- _Problem_
Which lines in the data below contain the word "consequences"? Pull each of them out.

- _Material provided_
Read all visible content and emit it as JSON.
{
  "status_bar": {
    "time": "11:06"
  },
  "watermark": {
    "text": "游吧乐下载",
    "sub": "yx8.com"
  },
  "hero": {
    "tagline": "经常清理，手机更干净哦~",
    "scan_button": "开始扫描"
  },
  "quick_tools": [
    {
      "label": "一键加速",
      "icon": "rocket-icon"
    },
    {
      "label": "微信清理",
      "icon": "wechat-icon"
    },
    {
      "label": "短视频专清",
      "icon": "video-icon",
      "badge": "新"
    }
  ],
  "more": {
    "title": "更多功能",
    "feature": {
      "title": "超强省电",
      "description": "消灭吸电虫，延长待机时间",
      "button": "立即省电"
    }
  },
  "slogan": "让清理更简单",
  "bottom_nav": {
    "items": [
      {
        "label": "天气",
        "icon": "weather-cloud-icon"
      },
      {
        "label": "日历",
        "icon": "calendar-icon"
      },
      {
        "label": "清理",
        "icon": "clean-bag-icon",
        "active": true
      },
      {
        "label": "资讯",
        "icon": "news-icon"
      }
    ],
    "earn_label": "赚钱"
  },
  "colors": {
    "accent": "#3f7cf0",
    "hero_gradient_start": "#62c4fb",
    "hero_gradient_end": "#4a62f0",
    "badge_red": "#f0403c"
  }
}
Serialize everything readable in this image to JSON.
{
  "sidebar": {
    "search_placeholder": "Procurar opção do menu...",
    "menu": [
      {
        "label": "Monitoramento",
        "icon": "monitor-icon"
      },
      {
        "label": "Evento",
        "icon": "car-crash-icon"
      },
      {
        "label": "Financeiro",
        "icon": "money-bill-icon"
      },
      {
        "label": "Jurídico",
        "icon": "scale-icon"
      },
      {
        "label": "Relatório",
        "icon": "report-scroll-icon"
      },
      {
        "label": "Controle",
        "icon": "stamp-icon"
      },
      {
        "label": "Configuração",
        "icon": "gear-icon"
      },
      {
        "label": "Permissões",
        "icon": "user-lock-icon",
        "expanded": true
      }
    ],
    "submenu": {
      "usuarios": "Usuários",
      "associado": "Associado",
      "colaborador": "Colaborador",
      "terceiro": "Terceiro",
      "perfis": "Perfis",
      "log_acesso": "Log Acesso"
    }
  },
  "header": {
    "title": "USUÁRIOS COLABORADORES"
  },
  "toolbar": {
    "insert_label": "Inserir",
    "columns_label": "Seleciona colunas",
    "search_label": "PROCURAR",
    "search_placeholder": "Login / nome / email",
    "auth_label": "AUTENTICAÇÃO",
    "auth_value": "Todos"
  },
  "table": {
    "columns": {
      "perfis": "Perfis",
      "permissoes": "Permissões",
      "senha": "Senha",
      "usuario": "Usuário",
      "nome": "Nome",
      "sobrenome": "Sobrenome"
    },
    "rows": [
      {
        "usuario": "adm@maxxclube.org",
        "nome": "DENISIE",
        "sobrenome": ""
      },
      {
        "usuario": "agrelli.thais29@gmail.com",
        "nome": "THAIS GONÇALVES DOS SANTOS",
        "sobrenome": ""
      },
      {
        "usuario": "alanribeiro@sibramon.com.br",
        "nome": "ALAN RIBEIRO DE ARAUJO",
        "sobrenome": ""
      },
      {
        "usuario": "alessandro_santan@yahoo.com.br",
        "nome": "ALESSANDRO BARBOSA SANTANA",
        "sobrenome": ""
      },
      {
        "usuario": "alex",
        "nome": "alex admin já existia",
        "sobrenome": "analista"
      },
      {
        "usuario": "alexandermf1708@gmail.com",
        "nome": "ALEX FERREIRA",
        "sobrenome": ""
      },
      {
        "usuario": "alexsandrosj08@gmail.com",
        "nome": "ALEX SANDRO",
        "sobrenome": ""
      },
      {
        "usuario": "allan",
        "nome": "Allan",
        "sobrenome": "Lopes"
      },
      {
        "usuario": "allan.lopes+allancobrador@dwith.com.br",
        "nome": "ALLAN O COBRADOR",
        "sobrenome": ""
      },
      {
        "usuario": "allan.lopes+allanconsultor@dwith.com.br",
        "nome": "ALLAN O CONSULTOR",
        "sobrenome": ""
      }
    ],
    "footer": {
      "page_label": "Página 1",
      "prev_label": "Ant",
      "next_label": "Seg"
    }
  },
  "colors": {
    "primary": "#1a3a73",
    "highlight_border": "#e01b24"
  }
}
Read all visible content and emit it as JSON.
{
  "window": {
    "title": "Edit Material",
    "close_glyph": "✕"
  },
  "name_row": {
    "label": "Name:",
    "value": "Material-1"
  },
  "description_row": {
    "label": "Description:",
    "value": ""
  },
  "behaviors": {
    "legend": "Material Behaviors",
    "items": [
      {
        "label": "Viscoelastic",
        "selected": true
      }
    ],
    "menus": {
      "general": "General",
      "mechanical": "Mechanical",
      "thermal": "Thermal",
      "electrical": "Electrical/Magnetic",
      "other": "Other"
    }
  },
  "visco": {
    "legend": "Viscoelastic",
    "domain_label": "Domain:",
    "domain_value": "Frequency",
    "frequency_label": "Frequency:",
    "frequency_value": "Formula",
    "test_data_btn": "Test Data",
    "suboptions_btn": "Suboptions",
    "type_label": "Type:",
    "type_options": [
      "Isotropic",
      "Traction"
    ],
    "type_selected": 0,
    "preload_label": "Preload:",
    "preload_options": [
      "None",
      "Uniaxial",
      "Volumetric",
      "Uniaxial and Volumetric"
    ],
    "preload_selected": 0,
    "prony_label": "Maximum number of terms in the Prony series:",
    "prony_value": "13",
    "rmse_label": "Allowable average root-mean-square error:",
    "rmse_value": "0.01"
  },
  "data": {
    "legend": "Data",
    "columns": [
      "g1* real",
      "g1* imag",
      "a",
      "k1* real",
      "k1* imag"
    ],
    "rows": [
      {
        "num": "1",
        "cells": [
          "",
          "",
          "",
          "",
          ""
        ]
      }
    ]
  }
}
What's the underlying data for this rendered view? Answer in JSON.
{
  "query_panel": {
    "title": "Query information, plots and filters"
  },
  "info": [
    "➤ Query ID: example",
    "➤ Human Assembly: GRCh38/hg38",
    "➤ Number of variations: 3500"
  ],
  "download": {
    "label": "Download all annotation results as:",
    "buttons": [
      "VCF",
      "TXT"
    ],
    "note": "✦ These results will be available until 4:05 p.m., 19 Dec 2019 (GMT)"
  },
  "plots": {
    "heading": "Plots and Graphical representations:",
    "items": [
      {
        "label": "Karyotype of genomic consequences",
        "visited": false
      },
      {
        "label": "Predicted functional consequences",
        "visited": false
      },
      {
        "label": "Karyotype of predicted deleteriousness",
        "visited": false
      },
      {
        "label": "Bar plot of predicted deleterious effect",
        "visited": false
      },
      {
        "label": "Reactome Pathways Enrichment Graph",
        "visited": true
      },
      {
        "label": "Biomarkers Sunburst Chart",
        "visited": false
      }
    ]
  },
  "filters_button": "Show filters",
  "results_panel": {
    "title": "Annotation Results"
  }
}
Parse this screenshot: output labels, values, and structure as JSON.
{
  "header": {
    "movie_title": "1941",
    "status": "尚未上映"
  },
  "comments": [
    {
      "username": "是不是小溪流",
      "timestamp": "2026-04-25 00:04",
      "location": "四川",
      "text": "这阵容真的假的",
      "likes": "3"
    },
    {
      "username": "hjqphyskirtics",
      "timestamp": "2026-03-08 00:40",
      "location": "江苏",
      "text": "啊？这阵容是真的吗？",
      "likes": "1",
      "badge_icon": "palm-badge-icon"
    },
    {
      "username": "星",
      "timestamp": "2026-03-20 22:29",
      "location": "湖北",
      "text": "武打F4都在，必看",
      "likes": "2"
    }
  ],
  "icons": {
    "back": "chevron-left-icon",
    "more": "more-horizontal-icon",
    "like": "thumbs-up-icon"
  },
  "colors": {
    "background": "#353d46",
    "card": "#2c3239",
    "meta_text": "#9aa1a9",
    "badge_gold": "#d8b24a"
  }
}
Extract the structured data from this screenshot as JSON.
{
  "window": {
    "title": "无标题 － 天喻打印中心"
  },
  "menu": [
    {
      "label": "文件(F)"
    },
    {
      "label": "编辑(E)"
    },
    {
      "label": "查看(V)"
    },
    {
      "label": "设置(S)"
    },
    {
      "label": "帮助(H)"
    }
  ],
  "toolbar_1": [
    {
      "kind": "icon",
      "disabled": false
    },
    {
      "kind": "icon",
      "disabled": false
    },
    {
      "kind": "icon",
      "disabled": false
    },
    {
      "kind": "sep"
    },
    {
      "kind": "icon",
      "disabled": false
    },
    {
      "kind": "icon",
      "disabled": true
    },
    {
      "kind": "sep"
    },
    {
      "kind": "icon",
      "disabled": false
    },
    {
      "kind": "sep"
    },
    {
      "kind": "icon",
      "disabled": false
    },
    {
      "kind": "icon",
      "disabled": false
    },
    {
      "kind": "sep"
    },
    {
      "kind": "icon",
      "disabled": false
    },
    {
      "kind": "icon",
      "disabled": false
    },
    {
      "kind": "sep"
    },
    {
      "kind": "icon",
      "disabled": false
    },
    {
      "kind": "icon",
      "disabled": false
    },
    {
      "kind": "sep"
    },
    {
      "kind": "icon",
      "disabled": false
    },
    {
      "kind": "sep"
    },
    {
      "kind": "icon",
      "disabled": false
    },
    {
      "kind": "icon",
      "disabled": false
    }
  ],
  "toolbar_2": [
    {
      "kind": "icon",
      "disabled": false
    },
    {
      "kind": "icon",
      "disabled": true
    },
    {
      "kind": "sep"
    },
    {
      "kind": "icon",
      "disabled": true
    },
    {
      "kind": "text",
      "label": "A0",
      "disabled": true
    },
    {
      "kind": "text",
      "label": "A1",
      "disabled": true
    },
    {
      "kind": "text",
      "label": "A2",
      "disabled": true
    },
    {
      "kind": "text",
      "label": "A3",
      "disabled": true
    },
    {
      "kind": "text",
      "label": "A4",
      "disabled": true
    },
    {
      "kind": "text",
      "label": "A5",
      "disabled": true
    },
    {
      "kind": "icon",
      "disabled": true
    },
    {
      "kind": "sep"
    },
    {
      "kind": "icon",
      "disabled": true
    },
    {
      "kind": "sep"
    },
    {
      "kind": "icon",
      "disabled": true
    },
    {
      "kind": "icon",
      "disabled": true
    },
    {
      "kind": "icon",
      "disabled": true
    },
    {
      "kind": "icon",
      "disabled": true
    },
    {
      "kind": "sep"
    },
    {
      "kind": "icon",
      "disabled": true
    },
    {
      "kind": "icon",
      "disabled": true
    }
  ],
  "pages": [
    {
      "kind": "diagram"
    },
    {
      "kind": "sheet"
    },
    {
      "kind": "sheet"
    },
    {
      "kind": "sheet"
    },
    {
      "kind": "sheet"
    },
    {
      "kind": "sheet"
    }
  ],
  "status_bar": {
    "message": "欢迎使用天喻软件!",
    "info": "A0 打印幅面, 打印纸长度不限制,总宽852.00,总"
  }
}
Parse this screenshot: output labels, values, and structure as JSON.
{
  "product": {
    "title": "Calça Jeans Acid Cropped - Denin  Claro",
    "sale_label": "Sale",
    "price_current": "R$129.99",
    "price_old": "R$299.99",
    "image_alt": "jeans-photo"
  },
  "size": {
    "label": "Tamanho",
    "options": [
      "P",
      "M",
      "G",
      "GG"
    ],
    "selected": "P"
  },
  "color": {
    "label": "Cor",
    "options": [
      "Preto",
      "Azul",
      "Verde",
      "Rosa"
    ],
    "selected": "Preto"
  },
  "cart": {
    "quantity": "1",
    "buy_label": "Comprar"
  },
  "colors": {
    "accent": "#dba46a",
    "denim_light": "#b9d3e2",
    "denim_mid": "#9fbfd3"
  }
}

- _Written answer_
        "label": "Karyotype of genomic consequences",
        "label": "Predicted functional consequences",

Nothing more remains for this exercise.